Contrary to the previous situation in which there were attempts to overthrow the government in January 2011, and before agreement on Mikati’s replacement, Tammam Salam, son of the late Prime Minister Saeb Salam, the scenarios expected were as follows:
1. A lengthy political crisis with the government serving as caretaker after its resignation.
2. A power vacuum exploited by Hezbollah to control the country and impose amendments to the Taif Agreement or come up with a new agreement.
3. Creating a “neutral” small-sized and short-lived government of technocrats, with the limited mission of overseeing the elections.
However, external contacts coupled and internal communications involving parties close to Hezbollah resulted in a fourth option that had been deemed unthinkable: a "government of national unity." It seems that the current conditions in the region and the continued Syrian conflict, confronted Iran with the need for flexibility and recognition of the status quo, especially as it realises that U.S.–Russian insight into Syria disallows for the crisis's spread to any neighbouring country.
In the past, Iran had shared management of Lebanese affairs with the Syrian regime. When the latter reconciled with Saudi Arabia in 2009 in what was known as the "S.S." (Saudi Arabia-Syria) agreement, it became possible for Saad Hariri to head a government of "consensus," and Iran remained a secret player behind Syria. However, with the overthrow of Hariri's government, the Saudi role was also knocked down. With the emergence of the Mikati government and as Damascus sank deeper into its own crisis, Iran started to run Lebanon through Hezbollah and Damascus’s allies. Then came the moment of choice for the Iranians to either monopolise control of Lebanon as the Syrian role erodes, or offer a compromise pending an end to the current stage and ease the burden of Hezbollah, which, in turn, insisted that a repetition of the Mikati experience is no longer possible. The party was willing to cooperate with any other person the (14 March) opposition named as premier as long as rivals take its conditions into account.
Bearing that in mind, some analysts described what is happening as a "return of Saudi Arabia" and its role in Lebanon. The premier-designate belongs to a family of politicians that is well-connected in Riyadh, which Salam visited before his designation. In fact, he met with Saad Hariri, who supports him, while the 14 March Movement announced his appointment although he is not one of its active members but a supporting outsider. It is interesting to see that Hezbollah and the Amal Movement supported his designation and that Hezbollah worked to convince its ally, Michel Aoun, to do so. It should not be inferred from this that Saudi Arabia and Iran are the custodians of Lebanon, with Iran substituting for Syria. Rather, it is recognition on the part of Iran of the need for a Saudi role to address Sunni forces’ resentment and end their boycott of the regime and the government. At the same time, Riyadh maintains its position, refusing contact with Tehran to address the problems in the region and preferring to discuss matters with local parties regardless of their religious affiliation.
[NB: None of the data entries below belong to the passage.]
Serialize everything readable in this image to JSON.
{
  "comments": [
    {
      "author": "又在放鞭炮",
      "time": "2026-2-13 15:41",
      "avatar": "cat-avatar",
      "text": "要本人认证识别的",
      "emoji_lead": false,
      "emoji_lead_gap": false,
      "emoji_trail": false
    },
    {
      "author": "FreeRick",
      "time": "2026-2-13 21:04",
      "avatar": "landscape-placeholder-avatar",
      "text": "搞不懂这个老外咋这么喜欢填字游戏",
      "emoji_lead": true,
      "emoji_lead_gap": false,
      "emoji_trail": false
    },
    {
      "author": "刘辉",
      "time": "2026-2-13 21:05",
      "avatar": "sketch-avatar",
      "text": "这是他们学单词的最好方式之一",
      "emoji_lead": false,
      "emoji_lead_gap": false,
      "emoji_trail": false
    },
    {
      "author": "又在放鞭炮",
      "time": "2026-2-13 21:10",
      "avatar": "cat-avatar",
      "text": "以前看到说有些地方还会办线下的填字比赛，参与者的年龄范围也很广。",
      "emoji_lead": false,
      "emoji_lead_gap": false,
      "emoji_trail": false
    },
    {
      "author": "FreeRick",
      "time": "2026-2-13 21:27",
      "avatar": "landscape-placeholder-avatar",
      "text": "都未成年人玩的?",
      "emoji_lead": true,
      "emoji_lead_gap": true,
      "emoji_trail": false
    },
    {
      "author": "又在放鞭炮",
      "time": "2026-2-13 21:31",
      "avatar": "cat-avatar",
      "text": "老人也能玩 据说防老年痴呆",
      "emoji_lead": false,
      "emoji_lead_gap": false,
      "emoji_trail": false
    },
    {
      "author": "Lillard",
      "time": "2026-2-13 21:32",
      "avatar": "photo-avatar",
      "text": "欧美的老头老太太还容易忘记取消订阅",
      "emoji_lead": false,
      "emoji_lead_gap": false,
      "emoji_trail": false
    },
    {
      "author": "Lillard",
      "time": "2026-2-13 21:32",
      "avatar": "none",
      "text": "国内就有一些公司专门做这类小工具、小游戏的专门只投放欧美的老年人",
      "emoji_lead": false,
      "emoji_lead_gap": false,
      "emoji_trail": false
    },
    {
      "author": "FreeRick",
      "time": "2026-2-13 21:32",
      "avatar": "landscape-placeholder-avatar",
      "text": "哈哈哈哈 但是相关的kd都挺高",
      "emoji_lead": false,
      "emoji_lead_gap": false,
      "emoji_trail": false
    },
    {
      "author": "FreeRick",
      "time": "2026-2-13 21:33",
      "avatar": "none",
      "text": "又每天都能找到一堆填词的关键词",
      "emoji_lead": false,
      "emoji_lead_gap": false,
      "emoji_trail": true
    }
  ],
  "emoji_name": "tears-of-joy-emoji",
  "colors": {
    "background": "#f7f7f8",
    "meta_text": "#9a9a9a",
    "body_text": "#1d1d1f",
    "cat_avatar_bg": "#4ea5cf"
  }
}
Does this mean that the task of the new government and premier will be simplified and tension-free?
It could be if the government is formed quickly. Recent consensual governments took months to be formed. Another determining factor is the political concepts that will shape the new government’s agenda. After all, the main disputes, including Hezbollah’s weapons, participation in the fighting alongside Syrian regime forces, involvement in foreign issues amid demands to place it on the international list of terror groups and the international tribunal and the Hariri case, still exist. All this indicates that the consensus that could bring this government to power is likely to be fragile and vulnerable to turbulence. There are endeavors and agreements to revive the National Dialogue Committee to support the government and ease the pressure it faces, but this does not constitute a solid guarantee. Indeed, the current situation necessitates creative solutions to the crisis but the strategic options for Iran in Syria have not changed and, therefore, Tehran will not hesitate to use Hezbollah in a way that would undermine any consensus it sees as harmful to its interests.
*Journalist and writer specialising in Lebanese affairs